Image Quality of Iodine Maps for Pulmonary Embolism: A Comparison of Subtraction CT and Dual-Energy CT.
AJR Am J Roentgenol. 2019 Mar 12:1-7. doi: 10.2214/AJR.18.20786. [Epub ahead of print]
Grob D1, Smit E1, Oostveen LJ1, Snoeren MM1, Prokop M1, Schaefer-Prokop CM2, Sechopoulos I1, Brink M1.
OBJECTIVE: The objective of this study was to compare the image quality of iodine maps derived from subtraction CT and from dual-energy CT (DECT) in patients with suspected pulmonary embolism (PE).
SUBJECTS AND METHODS: In this prospective study conducted between July 2016 and April 2017, consecutive patients with suspected PE underwent unenhanced CT at 100 kV and dual-energy pulmonary CT angiography at 100 and 140 kV on a dual-source scanner. The scanner was set to generate subtraction and DECT iodine maps at similar radiation doses. In 55 patients (30 women, 25 men; mean age ± SD, 63.4 ± 11.9 years old), various subjective image quality criteria including diagnostic acceptability were rated on a 5-point scale by four radiologists and a radiology resident. In 29 patients (17 women, 12 men; mean age, 62.4 ± 11.7 years old) with confirmed perfusion defects, the signal-difference-to-noise ratio (SDNR) between perfusion defects and adjacent normally perfused parenchyma was measured in corresponding ROIs on subtraction and DECT iodine maps.
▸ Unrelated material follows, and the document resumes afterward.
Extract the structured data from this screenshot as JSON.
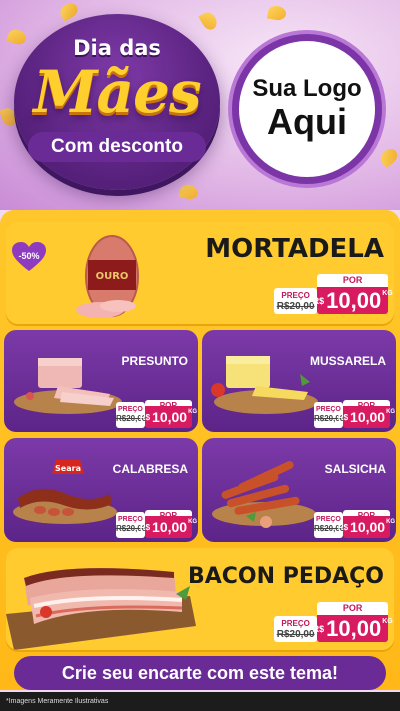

McNemar and Wilcoxon signed-rank tests were used for statistical comparisons.
RESULTS: Diagnostic acceptability was rated excellent or good in a mean of 67% (range, 31-80%) of subtraction CT studies and 36% (5-69%) of DECT studies (p < 0.05 for four of the five radiologists), mainly because of fewer artifacts on subtraction CT. Mean SDNR was marginally higher for subtraction CT than for DECT (18.6 vs 17.1, p = 0.06) and was significantly higher in the upper lobes (21.8 vs 17.9, p < 0.05).
CONCLUSION: Radiologist-judged image quality of pulmonary iodine maps was higher for subtraction CT than for DECT with similar to higher SDNR. Subtraction CT is a software-only solution, so it may be an attractive alternative to DECT for depicting perfusion defects.
Read the Full Article Here: https://doi.org/10.2214/AJR.18.20786